In Hancook Tire Co., LTD v. Philpot, 2016 Ark. App. 386, the parties were involved in an ongoing discovery dispute. Eventually, the plaintiff (Philpot) filed a “Motion for Sanctions for Spoliation and Concealment of Evidence.” A hearing was held on the motion, and the trial court eventually issued a letter opinion in which it stated that, because of “the multiple hearings that have been necessitated because of the Defendants obtuse and unnecessary abuse of the discovery process,” the trial court would impose Rule 37 sanctions (in the form of attorney’s fees) “to deter any future similar conduct.”
The trial court then entered an order awarding a total of $43,025 in attorney’s fees because Hankook’s “conduct in obstructing discovery has been egregious . . . . [and] to deter further such obstruction of discovery in this matter.” In the order, the trial court stated that “[t]his Order is a final Order for purposes of appeal.” A purported Rule 54(b) certificate appeared at the end of the order. (The Rule 54(b) certificate was rejected by the Court of Appeals in this case because it merely tracked the language of the rule, rather than making specific factual findings; we have previously blogged on this topic, and so therefore will not go into detail on that issue in this blog post.)
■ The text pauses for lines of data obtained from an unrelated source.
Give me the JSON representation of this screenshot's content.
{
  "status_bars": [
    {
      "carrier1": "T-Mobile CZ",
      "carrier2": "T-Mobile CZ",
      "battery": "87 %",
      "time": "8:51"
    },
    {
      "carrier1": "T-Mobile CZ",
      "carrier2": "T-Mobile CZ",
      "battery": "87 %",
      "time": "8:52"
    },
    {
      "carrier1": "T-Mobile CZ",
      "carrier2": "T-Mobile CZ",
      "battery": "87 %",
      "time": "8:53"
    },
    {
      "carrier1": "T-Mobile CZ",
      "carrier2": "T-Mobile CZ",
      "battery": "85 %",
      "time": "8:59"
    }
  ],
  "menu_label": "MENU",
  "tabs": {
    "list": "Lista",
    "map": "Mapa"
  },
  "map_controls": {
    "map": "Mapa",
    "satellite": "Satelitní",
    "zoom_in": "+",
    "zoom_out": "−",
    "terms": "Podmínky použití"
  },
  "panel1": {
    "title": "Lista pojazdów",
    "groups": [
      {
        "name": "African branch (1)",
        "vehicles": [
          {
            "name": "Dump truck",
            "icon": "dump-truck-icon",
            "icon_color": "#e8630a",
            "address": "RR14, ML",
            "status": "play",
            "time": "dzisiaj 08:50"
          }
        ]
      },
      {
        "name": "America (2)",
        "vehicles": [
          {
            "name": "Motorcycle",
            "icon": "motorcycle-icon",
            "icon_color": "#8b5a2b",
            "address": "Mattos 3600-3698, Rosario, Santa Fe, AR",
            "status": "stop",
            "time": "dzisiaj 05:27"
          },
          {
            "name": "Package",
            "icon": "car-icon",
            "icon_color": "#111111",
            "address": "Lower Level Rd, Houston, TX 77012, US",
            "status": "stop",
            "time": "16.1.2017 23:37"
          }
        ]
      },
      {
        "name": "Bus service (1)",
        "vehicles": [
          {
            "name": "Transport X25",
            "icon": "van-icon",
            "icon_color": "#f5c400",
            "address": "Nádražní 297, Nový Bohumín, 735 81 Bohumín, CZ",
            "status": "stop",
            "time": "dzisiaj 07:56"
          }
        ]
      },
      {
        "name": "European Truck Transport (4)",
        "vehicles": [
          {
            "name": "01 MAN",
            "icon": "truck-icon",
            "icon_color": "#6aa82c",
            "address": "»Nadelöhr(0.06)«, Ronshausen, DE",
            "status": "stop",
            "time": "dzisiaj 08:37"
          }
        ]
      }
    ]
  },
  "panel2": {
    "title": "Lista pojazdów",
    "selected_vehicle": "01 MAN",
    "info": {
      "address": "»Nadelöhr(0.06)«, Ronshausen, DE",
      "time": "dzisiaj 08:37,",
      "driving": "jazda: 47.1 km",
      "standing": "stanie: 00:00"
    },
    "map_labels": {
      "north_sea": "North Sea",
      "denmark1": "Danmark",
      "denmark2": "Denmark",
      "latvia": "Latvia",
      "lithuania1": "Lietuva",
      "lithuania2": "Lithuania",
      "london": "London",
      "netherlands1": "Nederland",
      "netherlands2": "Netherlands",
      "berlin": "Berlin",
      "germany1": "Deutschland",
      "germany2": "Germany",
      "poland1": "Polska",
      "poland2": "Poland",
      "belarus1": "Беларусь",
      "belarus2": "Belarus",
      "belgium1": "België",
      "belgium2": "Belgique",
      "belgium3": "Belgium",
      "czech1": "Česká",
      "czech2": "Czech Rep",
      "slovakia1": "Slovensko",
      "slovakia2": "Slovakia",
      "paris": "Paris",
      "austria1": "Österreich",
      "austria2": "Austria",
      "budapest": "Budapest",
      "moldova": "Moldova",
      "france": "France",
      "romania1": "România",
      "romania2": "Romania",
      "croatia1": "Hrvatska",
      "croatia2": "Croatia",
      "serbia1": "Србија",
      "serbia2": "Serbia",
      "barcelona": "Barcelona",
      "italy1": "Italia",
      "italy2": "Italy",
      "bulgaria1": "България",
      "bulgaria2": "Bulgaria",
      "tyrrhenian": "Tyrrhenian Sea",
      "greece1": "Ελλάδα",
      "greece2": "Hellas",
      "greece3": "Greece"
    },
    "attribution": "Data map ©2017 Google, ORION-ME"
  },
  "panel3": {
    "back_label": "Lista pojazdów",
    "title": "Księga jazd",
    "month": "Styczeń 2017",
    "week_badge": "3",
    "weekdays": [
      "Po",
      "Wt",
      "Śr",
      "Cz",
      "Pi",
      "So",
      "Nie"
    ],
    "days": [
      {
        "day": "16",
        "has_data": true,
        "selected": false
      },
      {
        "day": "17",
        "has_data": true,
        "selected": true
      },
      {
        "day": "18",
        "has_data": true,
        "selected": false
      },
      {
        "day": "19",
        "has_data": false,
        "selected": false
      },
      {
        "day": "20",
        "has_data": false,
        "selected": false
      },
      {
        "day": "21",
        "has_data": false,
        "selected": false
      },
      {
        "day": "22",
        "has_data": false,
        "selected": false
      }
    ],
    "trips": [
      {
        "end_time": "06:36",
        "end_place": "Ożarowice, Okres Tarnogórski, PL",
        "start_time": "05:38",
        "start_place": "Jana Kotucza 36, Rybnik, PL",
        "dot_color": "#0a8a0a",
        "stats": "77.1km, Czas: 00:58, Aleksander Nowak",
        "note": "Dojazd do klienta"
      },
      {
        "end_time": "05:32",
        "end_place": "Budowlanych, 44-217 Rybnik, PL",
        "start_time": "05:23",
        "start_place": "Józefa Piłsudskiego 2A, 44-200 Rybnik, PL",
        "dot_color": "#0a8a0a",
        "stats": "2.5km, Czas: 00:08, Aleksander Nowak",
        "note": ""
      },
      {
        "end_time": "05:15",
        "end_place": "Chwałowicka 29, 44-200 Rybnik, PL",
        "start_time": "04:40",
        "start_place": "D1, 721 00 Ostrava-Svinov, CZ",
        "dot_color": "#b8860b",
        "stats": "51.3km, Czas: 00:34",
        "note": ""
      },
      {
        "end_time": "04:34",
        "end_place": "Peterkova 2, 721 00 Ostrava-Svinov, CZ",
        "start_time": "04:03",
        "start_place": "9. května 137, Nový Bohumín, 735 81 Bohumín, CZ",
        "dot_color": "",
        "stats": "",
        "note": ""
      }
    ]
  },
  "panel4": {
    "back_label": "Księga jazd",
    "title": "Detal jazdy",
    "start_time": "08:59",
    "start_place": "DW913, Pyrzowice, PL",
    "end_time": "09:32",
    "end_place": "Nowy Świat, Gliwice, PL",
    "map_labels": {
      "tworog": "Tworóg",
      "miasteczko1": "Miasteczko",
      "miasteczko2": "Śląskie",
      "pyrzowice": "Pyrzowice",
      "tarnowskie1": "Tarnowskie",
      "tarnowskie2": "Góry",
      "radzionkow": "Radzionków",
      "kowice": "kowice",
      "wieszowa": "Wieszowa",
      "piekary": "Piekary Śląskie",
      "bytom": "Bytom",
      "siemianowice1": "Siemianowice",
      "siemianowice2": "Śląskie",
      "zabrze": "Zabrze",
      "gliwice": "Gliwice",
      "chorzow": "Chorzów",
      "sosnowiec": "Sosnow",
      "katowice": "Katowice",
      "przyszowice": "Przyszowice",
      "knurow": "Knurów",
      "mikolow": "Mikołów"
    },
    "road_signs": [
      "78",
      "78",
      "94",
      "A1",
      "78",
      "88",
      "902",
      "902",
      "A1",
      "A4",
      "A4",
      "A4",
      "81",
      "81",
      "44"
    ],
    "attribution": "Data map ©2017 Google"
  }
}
The question in the Hancock case is whether an order that imposes sanctions rises to the level of an order of contempt that would make that order a final order for purposes of appeal. In Hancook, the Court of Appeals held that such an order was not an appealable order. Specifically, the Court of Appeals held as follows:
Hankook’s notice of appeal cited to the contempt-with-sanctions provision as the basis to invoke appellate jurisdiction, but the trial court here did not hold Hankook “in contempt,” although it could have so determined as an appropriate sanction under Rule 37(b)(2)(D). Rather, the trial court here entered an order for attorney fees for discovery obstruction. This is not a final, appealable order.
This distinction is a fine line, so counsel must be careful when making the decision whether or not to file a notice of appeal from an order imposing sanctions. It would appear that had the order simply added a few words (stating that one of the parties or counsel was being held “in contempt”), this order would have been considered a final, and, therefore, appealable order. This is yet another reason that it is vital for counsel to closely and carefully read every order before deciding whether or not to file a notice of appeal from that order.
A cautionary note is in order, however. As we have mentioned before, in light of the opinion in Massinelli v. Massinelli, 2016 Ark. App. 90 (and the cases upon which it relied), counsel should always be cautious about deciding not to file a notice of appeal from an order that is arguably final, even if it appears to be nonfinal.